To Fight Omicron, Biden Plans Aid From Military and 500 Million Tests

Mr. Biden was himself exposed to the coronavirus late last week but has tested negative, White House officials said on Monday. With Americans already jittery about their holiday plans, he will try to reassure the nation while reminding people, yet again, that their best defense against Covid-19 is to get vaccinated and, for those who are eligible, to get booster shots.

The White House is trying to avoid talk of lockdowns at all costs and, to the consternation of some, has stopped short of urging people to cancel travel plans, avoid public transportation and the like.

“This is not a speech about locking the country down,” Jen Psaki, the White House press secretary, told reporters earlier on Monday. “This is a speech outlining and being directly clear with the American people about the benefits of being vaccinated, the steps we’re going to take to increase access, increase testing, and the risks posed to unvaccinated individuals.”

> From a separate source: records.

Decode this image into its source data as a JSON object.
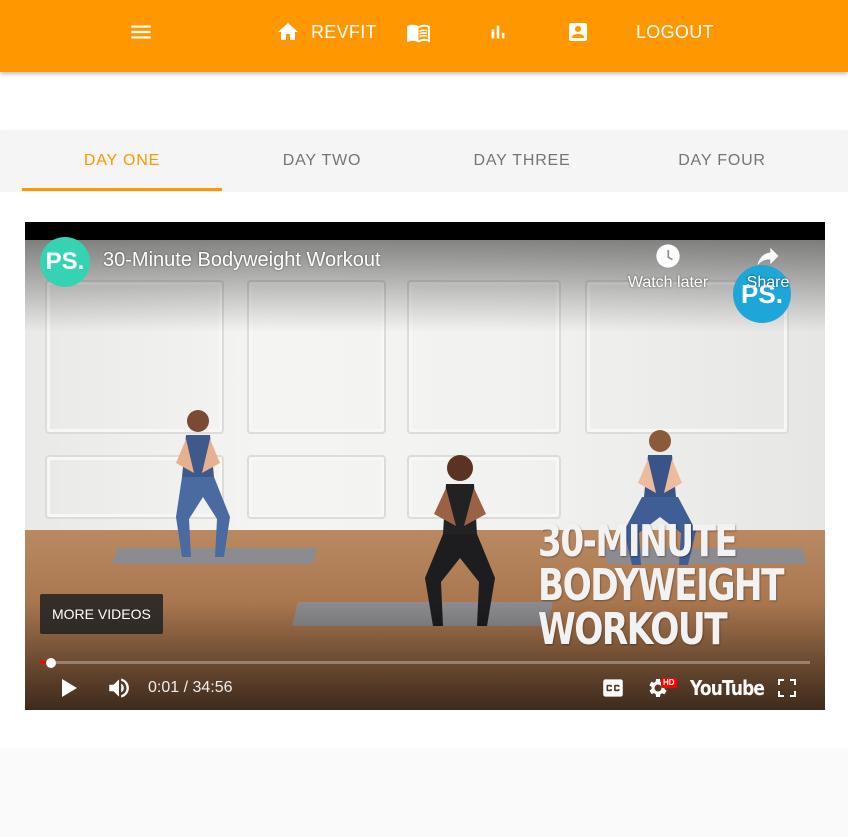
{
  "appbar": {
    "brand_label": "REVFIT",
    "logout_label": "LOGOUT",
    "icons": [
      "menu-icon",
      "home-icon",
      "book-icon",
      "bar-chart-icon",
      "account-box-icon"
    ],
    "color": "#ff9800"
  },
  "tabs": [
    {
      "label": "DAY ONE",
      "active": true
    },
    {
      "label": "DAY TWO",
      "active": false
    },
    {
      "label": "DAY THREE",
      "active": false
    },
    {
      "label": "DAY FOUR",
      "active": false
    }
  ],
  "video": {
    "title": "30-Minute Bodyweight Workout",
    "channel_logo": "PS.",
    "watch_later_label": "Watch later",
    "share_label": "Share",
    "overlay_lines": [
      "30-MINUTE",
      "BODYWEIGHT",
      "WORKOUT"
    ],
    "more_videos_label": "MORE VIDEOS",
    "time_display": "0:01 / 34:56",
    "progress_fraction": 0.0005,
    "platform_label": "YouTube",
    "hd_badge": "HD",
    "accent": "#ff0000"
  }
}
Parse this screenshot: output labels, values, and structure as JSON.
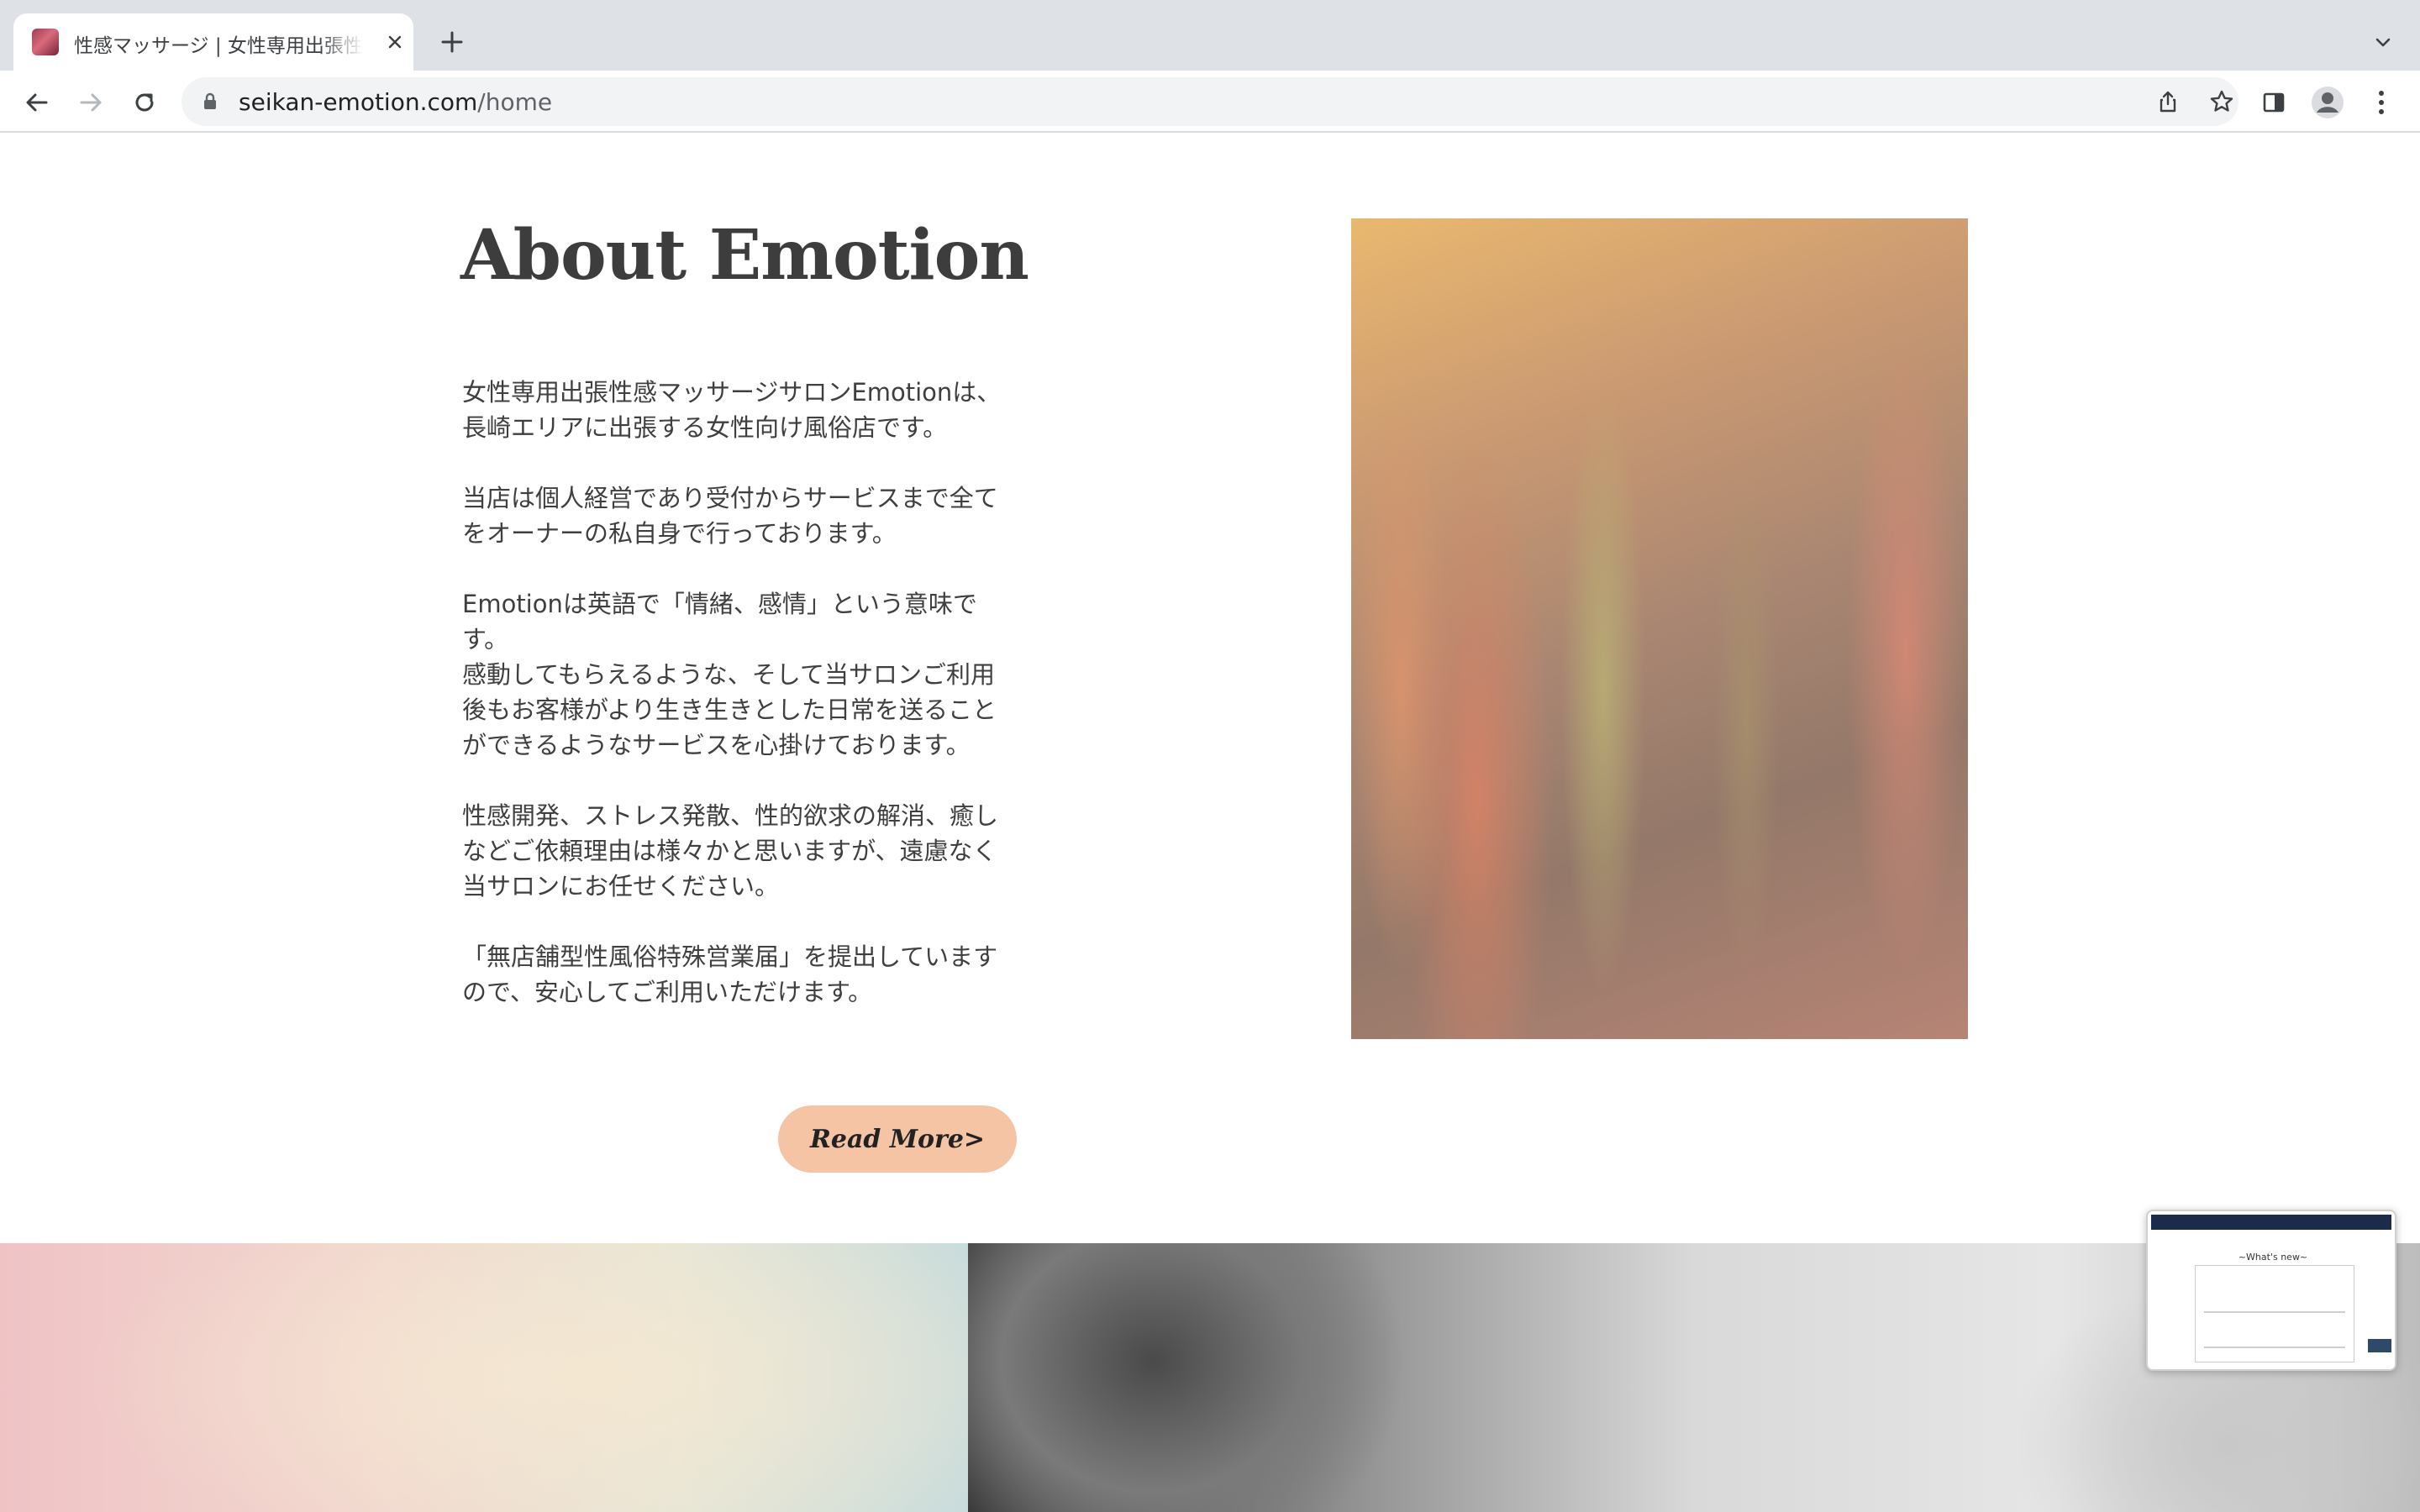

But Mr. Biden will also acknowledge that the shape of the pandemic is shifting, the officials said. Breakthrough Omicron infections are common, though scientists believe that the vaccines will still provide protection against the worst outcomes. Many fully vaccinated and boosted people who are getting infected are experiencing mild symptoms or none at all.


Dec. 21, 2021, 10:53 a.m. ET

Mr. Biden will say that if people are vaccinated and follow other public health guidelines, including wearing masks in public places, “they should feel comfortable celebrating Christmas and the holidays” with their families, one of the officials said.

But beneath those notes of assurance from the president is deep concern among his advisers — and public health experts — about the ability of the nation’s hospitals, which are already under great strain, to withstand an Omicron surge. Even if the variant ends up causing less severe disease and a relatively low percentage of those infected need to be hospitalized, experts say, the explosion in cases means it is still possible that hospitals will become overwhelmed.

“That’s the big concern,” said Dr. Marcus Plescia, the chief medical officer of the Association of State and Territorial Health Officials. “If there are a lot of people getting sick, even if only a small portion of them are getting severely ill, that could still be a huge number of people.”